“Something like that.” Nora said “a conflict between the desires of the gods and that of the city could be potentially disastrous depending on the size of their following and their influence in the senate.”
Albion folded his arms. “The gods are here to aid humanity, not to direct it.” He said “I’ll make sure my position on that is known before the race for Consul begins in earnest.
“It’ll win you points with the Catholics at least.” Nora shrugged. “Now, is that all you wanted me for?”
“More or less.” Albion nodded “I was curious about the relationships betweenmen and gods, the kind of playing field they’re on.”
“Looking to become a champion?” She passed a glance at him.
“Oh hardly.” Albion waved off the idea “I have no interest in becoming some Olympian puppet.”
“Then why ask?”
“Several reasons” Albion said “First and foremost is that willful ignorance is perhaps the world’s greatest sin. Champions are some of the most powerful people in the city, and it would be foolish not to know how they operate. Aurelio in particular is worth keeping an eye on. There is also the fact that the gods themselves are worth looking into. Knowing their intentions and their Modus Operandi might save us all a good deal of grief in the future.”
“So I see playing on the Capitoline Hill isn’t enough for you” Nora smirked “Now you want to play on Mount Olympus.”
“Oh hardly” Albion could not help but smile himself “I have no interest in the games of the Olympians or the Egyptian Ennead, they are far too large and too dangerous for the likes of me.”
He kept a touch of sarcasm in his voice. He enjoyed keeping Nora guessing about his true intentions.
In reality he was being honest. Attempting to manipulate one of the greater gods would only end in pain, death, and possibly an eternal and humiliating afterlife. No, that was not the goal for him. He lived in the mortal world with mortal people, but that did not mean the gods had no part in it.
“If that will be all, Senator?” Nora’s voice drew him back “I am a busy woman and I am needed elsewhere.”
“Of course.” Albion said, gesturing with an open hand for her to take her leave “Thank you for taking the time to speak with me. It has been…enlightening.”
Nora nodded and departed with a swish of blue dress as she moved back towards the temple complex, leaving Albion surrounded but alone on the Capitoline Hill.
All that she had said simply confirmed what he had suspected. He could never likely manipulate a god, but the aid of one or more could be invaluable to him. The trick was getting that aid without sacrificing too much of himself.
Being a champion was now firmly out of the question. He had no intention of being a servant or a pawn. He could brown nose if need be, respect those in positions of superiority, but there was something different about doing that to a god over, say, Capitolina Lupa. With the wolf of Rome he could eventually usurp her position as chief authority in Rome, but he lacked the delusions of grandeur to consider usurping a god.
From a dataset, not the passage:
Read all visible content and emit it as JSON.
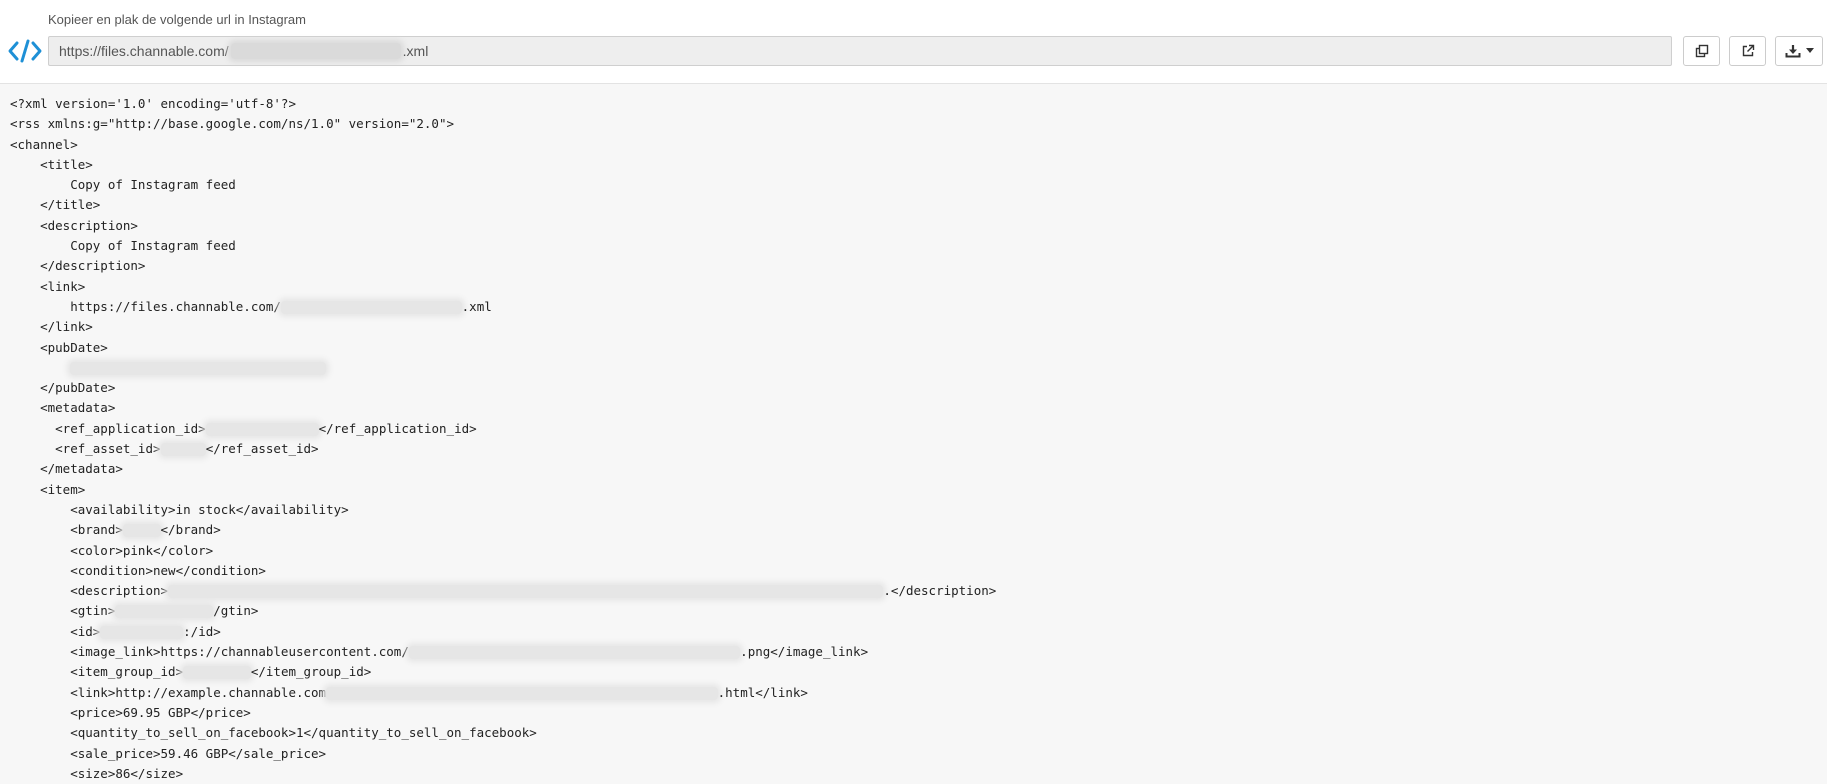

Still there were other options to him. The Olympians were well-known and the most worshipped pagan gods in Rome, but they are not the only members of their pantheon. There are hundreds of Greek gods alone, and not all of them are as terrifying or as austere as Diana and Minerva. He smiled as he considered his options, there might be gods and goddesses out there who could be bargained with after all. They might not be on the same level of power as the Olympians, but even the smallest god could grant a great advantage.